A raft of regulatory developments and a noticeable shift in market sentiment over the past 24 months will bring significant change to the takaful insurance industry in the Middle East
The tremendous growth potential of Islamic insurance has long been a talking point in the industry. Global takaful contributions are forecast to reach around $18.5b by the end of 2016, up from $12.2bn in 2013, representing a 14% annual growth rate, according to EY. Impressive numbers, especially when compared to the traditional insurance market.
However, we have started to see a shift in focus. There have been fewer headlines about future growth potential and more highlighting concerns about return on equity (RoE). In addition, recent studies suggest the sector is failing to live up to shareholder expectations and on average investors receive a lower RoE than those in traditional insurance.
It remains to be seen if this is an inherent aspect of the takaful structure or a reflection of the relative youth of the industry. Whether or not future growth will allow takaful operators to offset their initial start-up costs is a factor which is exerting additional pressure on the management of these operators.
What is certain is most takaful operators still suffer from a fundamental lack of scale. They comprise just 11 of the 60 insurers licensed to operate in the in the United Arab Emirates (UAE), and only 14% of the total written premium in 2014 in the UAE was sharia-compliant. These statistics are compounded when you take into account the fact a few of the larger takaful operators account for a disproportionate share of the premiums.
The outlook for the takaful industry is also clouded by the fact that the regulatory landscape in the Middle East is continuing to develop apace. Indeed, takaful operators have highlighted the need to keep up with evolving regulation as the second-greatest risk to their business after competition.
In the UAE new financial regulations became effective last year which introduced a risk-based capital model – not dissimilar to Europe’s Solvency II – which require the implementation of a raft of new systems and processes to ensure compliance. Elsewhere, in Qatar a new rule book for the insurance industry will also usher in Solvency II-style regulation, while in Saudi Arabia the market in subject to a number of a new regulations including a revised corporate governance code.
The intention of the new regulations is clear: regulators want to ensure the industry is financially strong and insurers have a clear vision of the risks to which their businesses are exposed. However, these changes will have a material impact on operating costs and one regulator – the director-general of the UAE Insurance Authority – has gone on record to say that the new rules “will eliminate insurers with small amounts of capital”.
Looking for consolidation
Although the intention may be to encourage consolidation, thereby removing the smaller players from the market, the reality may not be so simple. Historically, a number of barriers to transactions in the insurance industry in the Middle East have existed, including structural issues, mismatched price expectations between buyers and sellers and the difficulties of due diligence.
In the case of the first, the business landscape across the region is characterised by the proliferation of family businesses, many of which are large conglomerates with operations spanning a range of diverse industries.
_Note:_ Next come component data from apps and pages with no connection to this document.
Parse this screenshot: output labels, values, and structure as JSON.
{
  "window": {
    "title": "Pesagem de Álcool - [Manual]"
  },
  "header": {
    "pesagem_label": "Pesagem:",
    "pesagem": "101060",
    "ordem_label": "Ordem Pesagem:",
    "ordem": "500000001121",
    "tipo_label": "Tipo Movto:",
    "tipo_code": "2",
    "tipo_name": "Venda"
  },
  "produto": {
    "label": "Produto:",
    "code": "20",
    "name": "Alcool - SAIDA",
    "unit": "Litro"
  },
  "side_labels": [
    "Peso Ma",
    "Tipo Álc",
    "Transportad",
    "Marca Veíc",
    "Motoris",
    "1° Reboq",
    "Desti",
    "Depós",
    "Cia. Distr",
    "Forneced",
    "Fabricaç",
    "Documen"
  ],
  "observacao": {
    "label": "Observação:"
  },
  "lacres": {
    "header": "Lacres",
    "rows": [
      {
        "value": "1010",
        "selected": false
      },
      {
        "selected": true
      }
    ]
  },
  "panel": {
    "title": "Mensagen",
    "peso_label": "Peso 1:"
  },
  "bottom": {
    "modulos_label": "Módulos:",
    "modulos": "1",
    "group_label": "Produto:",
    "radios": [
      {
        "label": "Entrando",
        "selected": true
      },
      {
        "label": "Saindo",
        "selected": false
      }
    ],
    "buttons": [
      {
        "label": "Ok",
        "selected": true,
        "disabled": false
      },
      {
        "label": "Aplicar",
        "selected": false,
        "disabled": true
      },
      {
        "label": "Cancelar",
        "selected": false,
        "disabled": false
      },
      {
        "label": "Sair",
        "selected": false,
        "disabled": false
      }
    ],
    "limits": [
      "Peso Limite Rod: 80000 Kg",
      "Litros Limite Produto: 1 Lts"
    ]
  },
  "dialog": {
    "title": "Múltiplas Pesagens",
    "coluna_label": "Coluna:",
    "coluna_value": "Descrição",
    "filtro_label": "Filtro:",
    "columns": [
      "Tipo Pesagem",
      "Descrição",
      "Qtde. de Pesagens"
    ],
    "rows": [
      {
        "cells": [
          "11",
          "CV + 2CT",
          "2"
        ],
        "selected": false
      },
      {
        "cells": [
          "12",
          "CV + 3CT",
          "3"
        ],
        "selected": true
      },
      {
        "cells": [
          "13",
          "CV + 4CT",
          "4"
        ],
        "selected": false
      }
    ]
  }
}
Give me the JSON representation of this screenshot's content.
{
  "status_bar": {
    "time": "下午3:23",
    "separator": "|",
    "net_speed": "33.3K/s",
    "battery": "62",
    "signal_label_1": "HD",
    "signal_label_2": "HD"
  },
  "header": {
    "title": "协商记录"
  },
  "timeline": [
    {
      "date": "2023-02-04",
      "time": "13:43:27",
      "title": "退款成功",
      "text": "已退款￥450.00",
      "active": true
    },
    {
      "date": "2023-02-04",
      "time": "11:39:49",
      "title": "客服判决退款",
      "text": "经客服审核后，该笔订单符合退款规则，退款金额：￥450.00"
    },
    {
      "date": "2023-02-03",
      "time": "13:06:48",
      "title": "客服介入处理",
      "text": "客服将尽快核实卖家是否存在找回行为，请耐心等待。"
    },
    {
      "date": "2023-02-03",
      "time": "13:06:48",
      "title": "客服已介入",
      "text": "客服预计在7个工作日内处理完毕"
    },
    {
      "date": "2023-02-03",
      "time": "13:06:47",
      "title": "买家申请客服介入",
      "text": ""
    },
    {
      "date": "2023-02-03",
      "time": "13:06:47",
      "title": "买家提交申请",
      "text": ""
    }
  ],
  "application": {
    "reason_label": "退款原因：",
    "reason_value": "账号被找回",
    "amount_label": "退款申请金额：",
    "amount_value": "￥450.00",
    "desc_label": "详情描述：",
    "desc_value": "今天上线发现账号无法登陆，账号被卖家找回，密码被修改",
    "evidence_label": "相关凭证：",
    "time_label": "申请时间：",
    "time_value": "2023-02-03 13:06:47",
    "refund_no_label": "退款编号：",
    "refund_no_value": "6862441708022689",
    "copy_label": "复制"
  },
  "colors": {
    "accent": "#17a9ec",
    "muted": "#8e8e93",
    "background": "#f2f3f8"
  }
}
Inevitably, a level of rivalry exists, with any one family business reluctant to enter into a transaction with another that may result in conferring a potential advantage.
Should these challenges be overcome, there is also a question around the benefits of merging two sub-scale businesses that only been competing on price. Despite this, there are signs of a shift in market sentiment, which could see an increase in mergers and acquisitions involving takaful players. In two examples in the region in 2015, Bahrain Kuwait Insurance acquired its compatriot Takaful International and Dimah Capital Investment Company of Kuwait bought Bahrain’s Tazur. The likelihood is there will be more to come.
For players that do not wish to consolidate or sell part of their equity to foreign insurers, there remains the option to establish pooling arrangements with other takaful operators across the region. Such arrangements would be potentially beneficial by allowing the operators to share resources, diversify the risks to which they are exposed (through the internal reinsurance of the business written by each member) and benefit from the technical expertise of the other pool members.
There is a clear evidence such an approach can work – just look at the success Lloyd’s coverholder Cobalt Underwriting has enjoyed. Regardless of whether this becomes a feature of the market in the Middle East, it is clear there will be opportunities arising from the regulatory changes. For those prepared to adapt to them, at least.